§ WHAT NEEDS TO BE DONE
Exactly reproduce each of the entries shown below.

Source records:
——————
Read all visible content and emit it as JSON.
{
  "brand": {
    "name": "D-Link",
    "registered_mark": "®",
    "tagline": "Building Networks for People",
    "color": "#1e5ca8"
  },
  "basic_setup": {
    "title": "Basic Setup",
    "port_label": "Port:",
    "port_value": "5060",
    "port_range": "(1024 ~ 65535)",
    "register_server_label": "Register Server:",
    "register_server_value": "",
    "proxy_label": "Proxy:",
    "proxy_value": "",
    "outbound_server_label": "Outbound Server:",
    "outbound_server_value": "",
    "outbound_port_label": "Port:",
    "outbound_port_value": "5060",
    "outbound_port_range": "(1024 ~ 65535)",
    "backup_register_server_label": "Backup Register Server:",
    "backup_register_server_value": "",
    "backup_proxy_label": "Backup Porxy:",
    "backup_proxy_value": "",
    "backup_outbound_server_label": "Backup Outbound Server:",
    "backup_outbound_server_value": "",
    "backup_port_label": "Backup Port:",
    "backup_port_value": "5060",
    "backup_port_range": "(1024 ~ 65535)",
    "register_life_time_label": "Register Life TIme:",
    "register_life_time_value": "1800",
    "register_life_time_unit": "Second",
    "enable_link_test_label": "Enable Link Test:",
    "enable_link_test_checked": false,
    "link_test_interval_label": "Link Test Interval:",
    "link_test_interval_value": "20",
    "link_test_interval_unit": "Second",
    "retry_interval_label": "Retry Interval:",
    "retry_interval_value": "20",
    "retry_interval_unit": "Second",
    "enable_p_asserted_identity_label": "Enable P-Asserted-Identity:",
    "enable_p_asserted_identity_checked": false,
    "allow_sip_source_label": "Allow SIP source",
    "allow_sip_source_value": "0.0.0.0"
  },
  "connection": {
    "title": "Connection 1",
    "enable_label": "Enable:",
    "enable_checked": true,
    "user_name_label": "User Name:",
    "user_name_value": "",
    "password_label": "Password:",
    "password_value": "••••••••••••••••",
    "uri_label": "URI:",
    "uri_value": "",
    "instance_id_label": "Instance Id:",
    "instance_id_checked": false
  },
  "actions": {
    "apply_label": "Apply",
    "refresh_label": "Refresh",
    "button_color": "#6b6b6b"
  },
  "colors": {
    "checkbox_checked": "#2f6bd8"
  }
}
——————
§ ANSWER SECTION
Read all visible content and emit it as JSON.
{
  "brand": {
    "name": "D-Link",
    "registered_mark": "®",
    "tagline": "Building Networks for People",
    "color": "#1e5ca8"
  },
  "basic_setup": {
    "title": "Basic Setup",
    "port_label": "Port:",
    "port_value": "5060",
    "port_range": "(1024 ~ 65535)",
    "register_server_label": "Register Server:",
    "register_server_value": "",
    "proxy_label": "Proxy:",
    "proxy_value": "",
    "outbound_server_label": "Outbound Server:",
    "outbound_server_value": "",
    "outbound_port_label": "Port:",
    "outbound_port_value": "5060",
    "outbound_port_range": "(1024 ~ 65535)",
    "backup_register_server_label": "Backup Register Server:",
    "backup_register_server_value": "",
    "backup_proxy_label": "Backup Porxy:",
    "backup_proxy_value": "",
    "backup_outbound_server_label": "Backup Outbound Server:",
    "backup_outbound_server_value": "",
    "backup_port_label": "Backup Port:",
    "backup_port_value": "5060",
    "backup_port_range": "(1024 ~ 65535)",
    "register_life_time_label": "Register Life TIme:",
    "register_life_time_value": "1800",
    "register_life_time_unit": "Second",
    "enable_link_test_label": "Enable Link Test:",
    "enable_link_test_checked": false,
    "link_test_interval_label": "Link Test Interval:",
    "link_test_interval_value": "20",
    "link_test_interval_unit": "Second",
    "retry_interval_label": "Retry Interval:",
    "retry_interval_value": "20",
    "retry_interval_unit": "Second",
    "enable_p_asserted_identity_label": "Enable P-Asserted-Identity:",
    "enable_p_asserted_identity_checked": false,
    "allow_sip_source_label": "Allow SIP source",
    "allow_sip_source_value": "0.0.0.0"
  },
  "connection": {
    "title": "Connection 1",
    "enable_label": "Enable:",
    "enable_checked": true,
    "user_name_label": "User Name:",
    "user_name_value": "",
    "password_label": "Password:",
    "password_value": "••••••••••••••••",
    "uri_label": "URI:",
    "uri_value": "",
    "instance_id_label": "Instance Id:",
    "instance_id_checked": false
  },
  "actions": {
    "apply_label": "Apply",
    "refresh_label": "Refresh",
    "button_color": "#6b6b6b"
  },
  "colors": {
    "checkbox_checked": "#2f6bd8"
  }
}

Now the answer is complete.